Mikkelson comes from a hockey family. Her father, Bill, played four seasons in the NHL with the Los Angeles Kings, New York Islanders and Washington Capitals and her brother, Brendan was a member of the Memorial Cup champion Vancouver Giants in 2007. Brendan played 141 NHL games with the Anaheim Ducks, Calgary Flames and Tampa Bay Lightning and currently plays with Lulea HF in the Swedish Hockey League.

Mikkelson expects her son to one strap on the blades, too.

"His name is Calder so he'll probably try playing hockey," she says with a chuckle. "But my parents exposed me to every sport when I was growing up and I suspect we'll be the same with Calder. Whether he ends up being a hockey player or not, I just want him to find something that he loves to do."

Mikkelson says she would not be able to play for the Olympic team without the support of her family. Scott is a big help, and her older sister, Jillian, is lending a hand as a full-time nanny.

"My husband I have a great relationship. Knowing and understanding when it's time for the other one to pick up the reins and pick up the slack really helps," Mikkelson says. "He knows what an Olympic year is like. He's been through it with me before."

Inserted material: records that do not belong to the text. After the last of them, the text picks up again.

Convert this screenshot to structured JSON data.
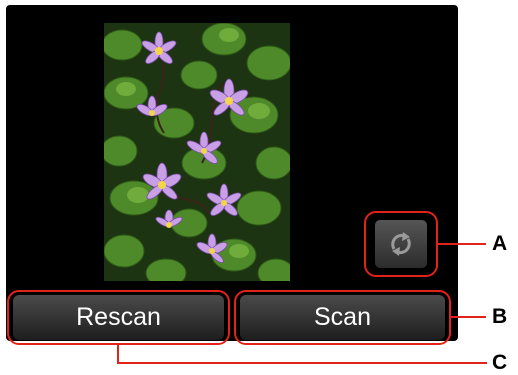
{
  "buttons": {
    "rescan_label": "Rescan",
    "scan_label": "Scan"
  },
  "rotate_button": {
    "icon": "rotate-icon"
  },
  "callouts": {
    "a": "A",
    "b": "B",
    "c": "C"
  },
  "colors": {
    "callout_red": "#e2231a",
    "screen_bg": "#000000",
    "button_bg": "#2c2c2c"
  }
}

Team Canada will be going for its fifth consecutive Olympic gold medal this winter, and Mikkelson says if she makes the Olympic team — more cuts are on the way before the start of the Games — Calder will be joining her in Pyeongchang, South Korea.

"He's watched me play since he was three months old, and even though he doesn't grasp what I'm doing and what I'm going through, he loves being at the rink and traveling," Mikkelson says. "When hockey is on TV he'll point to the players and say, 'Hockey! Mommy! Hockey!' I think he ties me and hockey together."

As a veteran, Mikkelson believes her best attribute as a player is her ability to remain calm and perform under pressure.

"For me, the higher the stakes in the game, the more that I bring," she says. "Every year I think I play my best game against the USA in the gold medal game. I think that's because of the experience I have.

"I'm the oldest player on the team now and some of the girls call me mom."

About the Author

Veteran journalist Mike Brophy has been covering hockey since 1977. A self-professed junior hockey junkie, he has covered the Petes for 14 season before departing to become the senior writer at The Hockey News and held that position for 17 years. Brophy has written five books including his latest, Unbreakable, 50 Goals In 39 Games – the story of Wayne Gretzky’s greatest record.


To encourage thoughtful and respectful conversations, first and last names will appear with each submission to CBC/Radio-Canada's online communities (except in children and youth-oriented communities). Pseudonyms will no longer be permitted.

By submitting a comment, you accept that CBC has the right to reproduce and publish that comment in whole or in part, in any manner CBC chooses. Please note that CBC does not endorse the opinions expressed in comments. Comments on this story are moderated according to our Submission Guidelines. Comments are welcome while open. We reserve the right to close comments at any time.